The US Food and Drug Administration (FDA) has approved the oral PARP inhibitor talazoparib (Talzenna, Pfizer) plus enzalutamide (Xtandi) to treat homologous recombination repair (HRR) gene–mutated metastatic castration-resistant prostate cancer.
Talazoparib is already approved for adults with deleterious or suspected deleterious germline BRCA-mutated HER2-negative locally advanced or metastatic breast cancer. The new approval, granted following priority review, is based on findings from the randomized, placebo-controlled, phase 3 TALAPRO-2 trial, published earlier this month in The Lancet.
The 399 patients in the study were randomly assinged in a 1:1 ratio to receive either enzalutamide 160 mg daily plus either talazoparib 0.5 mg or placebo daily. Median radiographic progression-free survival (PFS) was not reached in the treatment group; it was 13.8 months in the placebo group (hazard ratio [HR], 0.45). In an exploratory analysis by BRCA mutation status, patients with BRCA-mutated disease who received talazoparib exhibited an even stronger median radiographic PFS (HR, 0.20; not reached vs 11 months) in comparison with those without BRCA-mutated disease (HR, 0.72; 24.7 vs 16.7 months).

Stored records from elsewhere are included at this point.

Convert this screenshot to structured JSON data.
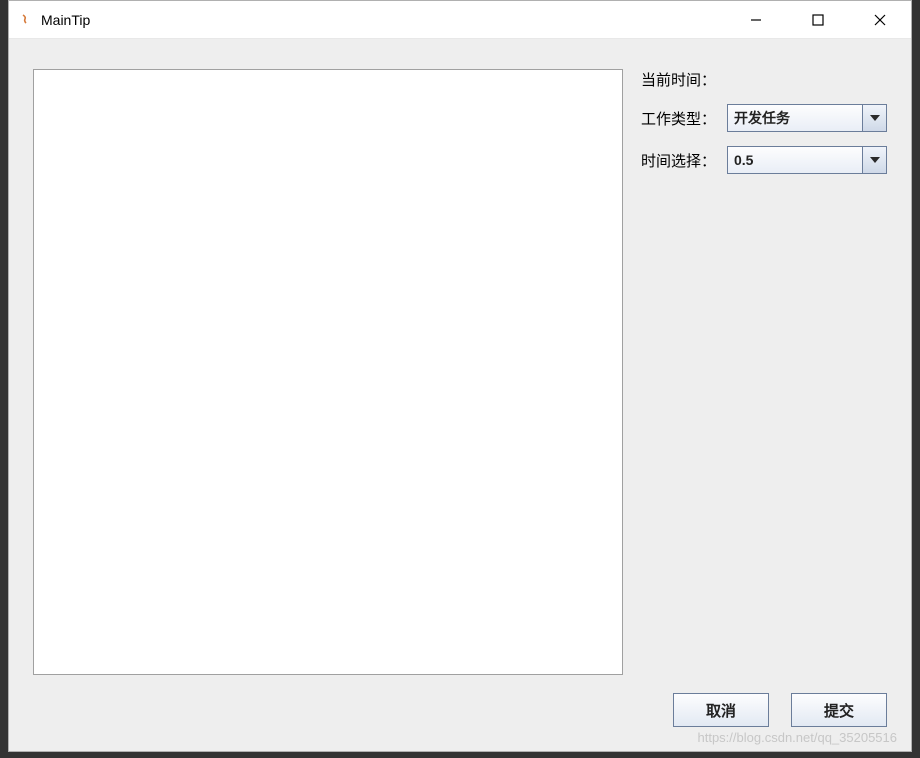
{
  "window": {
    "title": "MainTip"
  },
  "form": {
    "current_time_label": "当前时间：",
    "work_type_label": "工作类型：",
    "work_type_value": "开发任务",
    "time_select_label": "时间选择：",
    "time_select_value": "0.5"
  },
  "buttons": {
    "cancel": "取消",
    "submit": "提交"
  },
  "watermark": "https://blog.csdn.net/qq_35205516"
}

Serious adverse reactions occurred in 30% of patients who received talazoparib plus enzalutamide. The most common serious adverse reactions, reported in more than 2% of patients, included anemia (9%) and fracture (3%). Discontinuation of talazoparib occurred in 10% of patients, according to a Pfizer statement.
Pfizer also noted that a marketing authorization application for the drug combination has been accepted for review by the European Medicines Agency.
“Despite treatment advancement in metastatic castration-resistant prostate cancer, the disease can progress quickly, and many patients may only receive one line of therapy,” lead investigator Neeraj Agarwal, MD, of the Huntsman Cancer Institute, University of Utah, said in a statement. Patients with metastatic castration-resistant prostate cancer harboring HRR genetic alterations have even worse outcomes, and thus the FDA’s approval of the talazoparib and enzalutamide combination “represents a treatment option deserving of excitement and attention.”
Sharon Worcester, MA, is an award-winning medical journalist based in Birmingham, Alabama, writing for Medscape, MDedge and other affiliate sites. She currently covers oncology, but she has also written on a variety of other medical specialties and healthcare topics. She can be reached at [email protected] or on Twitter: @SW_MedReporter.
For more from Medscape Oncology, join us on Twitter and Facebook.
Source: Read Full Article